Thiruvananthapuram: After row over irregularities in the purchase of medicine and medical equipment through Kerala Medical Services Corporation (KMSCL), now crucial files including those related with purchase of medicines have gone missing from the headquarters of the health department. The matter came to light when section clerks themselves informed it to the higher authorities.
Though employees extensively searched for days, none of the missing files were found. Based on the complaint raised by the director of health services, the police have initiated probe into the matter. Police have also instructed the director of health services to make the places from where these files have gone missing.

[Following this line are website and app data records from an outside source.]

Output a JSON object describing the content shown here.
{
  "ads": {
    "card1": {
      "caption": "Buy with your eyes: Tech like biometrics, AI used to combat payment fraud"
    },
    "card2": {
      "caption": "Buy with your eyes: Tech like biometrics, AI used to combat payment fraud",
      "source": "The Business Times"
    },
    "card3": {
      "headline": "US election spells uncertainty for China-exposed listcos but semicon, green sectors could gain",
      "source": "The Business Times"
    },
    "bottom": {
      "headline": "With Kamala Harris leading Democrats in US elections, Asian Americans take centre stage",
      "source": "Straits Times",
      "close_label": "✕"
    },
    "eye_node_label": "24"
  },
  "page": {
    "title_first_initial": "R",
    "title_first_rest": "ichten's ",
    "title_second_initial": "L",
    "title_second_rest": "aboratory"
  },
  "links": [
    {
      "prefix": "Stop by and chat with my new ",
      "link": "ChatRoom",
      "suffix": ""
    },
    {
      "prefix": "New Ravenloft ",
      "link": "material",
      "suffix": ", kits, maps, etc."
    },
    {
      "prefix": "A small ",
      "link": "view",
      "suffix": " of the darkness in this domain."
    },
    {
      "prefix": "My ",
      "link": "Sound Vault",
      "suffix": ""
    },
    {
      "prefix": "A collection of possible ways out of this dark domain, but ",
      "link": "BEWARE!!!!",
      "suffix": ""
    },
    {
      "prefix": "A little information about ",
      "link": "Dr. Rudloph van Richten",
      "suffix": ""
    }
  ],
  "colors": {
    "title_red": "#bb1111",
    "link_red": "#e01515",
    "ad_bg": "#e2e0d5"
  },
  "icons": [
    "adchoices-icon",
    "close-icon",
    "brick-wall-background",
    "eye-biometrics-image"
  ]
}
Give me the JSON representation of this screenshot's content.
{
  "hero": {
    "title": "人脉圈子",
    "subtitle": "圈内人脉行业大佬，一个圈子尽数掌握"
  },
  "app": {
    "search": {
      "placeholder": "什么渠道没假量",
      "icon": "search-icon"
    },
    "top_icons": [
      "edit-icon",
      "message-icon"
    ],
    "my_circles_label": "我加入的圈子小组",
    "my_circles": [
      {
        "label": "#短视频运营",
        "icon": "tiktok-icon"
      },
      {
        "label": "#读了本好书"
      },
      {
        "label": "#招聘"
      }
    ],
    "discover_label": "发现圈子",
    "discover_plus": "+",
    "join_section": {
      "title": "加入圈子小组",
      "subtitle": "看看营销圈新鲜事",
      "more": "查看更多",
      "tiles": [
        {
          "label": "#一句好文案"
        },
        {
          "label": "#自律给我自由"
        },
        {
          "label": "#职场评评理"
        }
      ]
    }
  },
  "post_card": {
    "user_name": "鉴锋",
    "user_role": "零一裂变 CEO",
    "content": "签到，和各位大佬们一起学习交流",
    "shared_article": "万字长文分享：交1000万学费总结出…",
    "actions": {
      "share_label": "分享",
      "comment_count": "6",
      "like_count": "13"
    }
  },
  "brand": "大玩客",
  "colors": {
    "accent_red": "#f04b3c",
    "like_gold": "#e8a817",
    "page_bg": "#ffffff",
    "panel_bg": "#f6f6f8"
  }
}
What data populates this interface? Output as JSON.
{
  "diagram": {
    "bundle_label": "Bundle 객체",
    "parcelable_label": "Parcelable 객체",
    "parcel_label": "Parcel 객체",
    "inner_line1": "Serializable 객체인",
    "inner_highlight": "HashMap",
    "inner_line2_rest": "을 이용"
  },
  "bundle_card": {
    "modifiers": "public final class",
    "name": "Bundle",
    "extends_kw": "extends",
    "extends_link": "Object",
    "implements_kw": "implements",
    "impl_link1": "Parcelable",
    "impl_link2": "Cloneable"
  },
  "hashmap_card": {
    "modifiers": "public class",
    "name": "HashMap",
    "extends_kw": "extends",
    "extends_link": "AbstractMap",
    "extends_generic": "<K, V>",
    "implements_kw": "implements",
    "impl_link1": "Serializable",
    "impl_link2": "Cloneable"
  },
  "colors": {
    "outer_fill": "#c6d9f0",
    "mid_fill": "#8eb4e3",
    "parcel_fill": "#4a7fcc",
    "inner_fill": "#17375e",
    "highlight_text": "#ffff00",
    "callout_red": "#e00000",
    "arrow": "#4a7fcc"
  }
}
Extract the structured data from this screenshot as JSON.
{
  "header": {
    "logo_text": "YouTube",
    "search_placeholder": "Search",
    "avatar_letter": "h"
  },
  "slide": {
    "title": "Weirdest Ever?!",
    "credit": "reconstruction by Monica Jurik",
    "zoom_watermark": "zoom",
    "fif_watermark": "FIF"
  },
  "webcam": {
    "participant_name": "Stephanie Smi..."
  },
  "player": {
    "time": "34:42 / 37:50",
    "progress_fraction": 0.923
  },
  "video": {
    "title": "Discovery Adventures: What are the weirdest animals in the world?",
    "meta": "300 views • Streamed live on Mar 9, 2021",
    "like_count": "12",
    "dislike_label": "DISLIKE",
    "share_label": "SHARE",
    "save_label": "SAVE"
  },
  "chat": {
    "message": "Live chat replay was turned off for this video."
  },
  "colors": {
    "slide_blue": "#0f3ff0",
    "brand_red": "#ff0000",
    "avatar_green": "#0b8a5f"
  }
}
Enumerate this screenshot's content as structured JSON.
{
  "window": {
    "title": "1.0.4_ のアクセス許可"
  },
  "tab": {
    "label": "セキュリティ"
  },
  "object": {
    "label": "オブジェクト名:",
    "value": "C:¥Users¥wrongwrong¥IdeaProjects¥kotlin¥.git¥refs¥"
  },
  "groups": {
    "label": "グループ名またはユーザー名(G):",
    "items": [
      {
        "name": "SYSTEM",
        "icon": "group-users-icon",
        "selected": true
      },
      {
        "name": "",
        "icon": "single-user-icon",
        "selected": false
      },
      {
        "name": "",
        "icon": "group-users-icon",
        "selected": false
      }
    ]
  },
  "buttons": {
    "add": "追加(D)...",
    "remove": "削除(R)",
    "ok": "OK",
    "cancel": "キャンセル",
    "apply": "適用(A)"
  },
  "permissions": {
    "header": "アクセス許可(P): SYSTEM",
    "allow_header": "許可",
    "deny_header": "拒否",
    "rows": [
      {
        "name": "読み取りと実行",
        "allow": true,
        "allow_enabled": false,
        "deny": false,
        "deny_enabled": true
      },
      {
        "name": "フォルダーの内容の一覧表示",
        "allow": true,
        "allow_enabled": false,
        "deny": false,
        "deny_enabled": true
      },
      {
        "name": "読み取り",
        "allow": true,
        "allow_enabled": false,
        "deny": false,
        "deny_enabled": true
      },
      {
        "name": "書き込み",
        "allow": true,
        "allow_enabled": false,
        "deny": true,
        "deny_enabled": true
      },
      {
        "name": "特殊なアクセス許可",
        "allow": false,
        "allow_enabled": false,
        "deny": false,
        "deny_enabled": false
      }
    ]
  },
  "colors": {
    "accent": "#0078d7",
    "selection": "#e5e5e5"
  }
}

The exact number of missing files have not been ascertained, but according to the authorities concerned, it is above 500.
Notably, when row over purchase irregularities was in limelight, there were allegations that digital files in KMSCL and that of medicine related contracts were destroyed. The vigilance department which is investigating about the missing files in health department headquarters is also looking into this angle. If the officials find any link, then the chance of a racket working in KMSCL and health department headquarters cannot be ruled out, suggested information from police sources.
The files missing from the headquarters include indent readied and observations in the audit with respect to the purchase of medicines and medical equipment for government hospitals. The files were stored in shelves and cupboards. Police is of the opinion that files cannot be shifted without the knowledge of officials in the directorate. Likewise, as per the information given by clerks to police though cupboards having important files were shifted during renovation activities, at that time no files were missing.
It is KMSCL which procures medicine and medical equipment for government hospitals annually. However, considering the pandemic purchase rules including that of tenders were avoided and procurement was made. Reports suggests that procurement was made at high rates.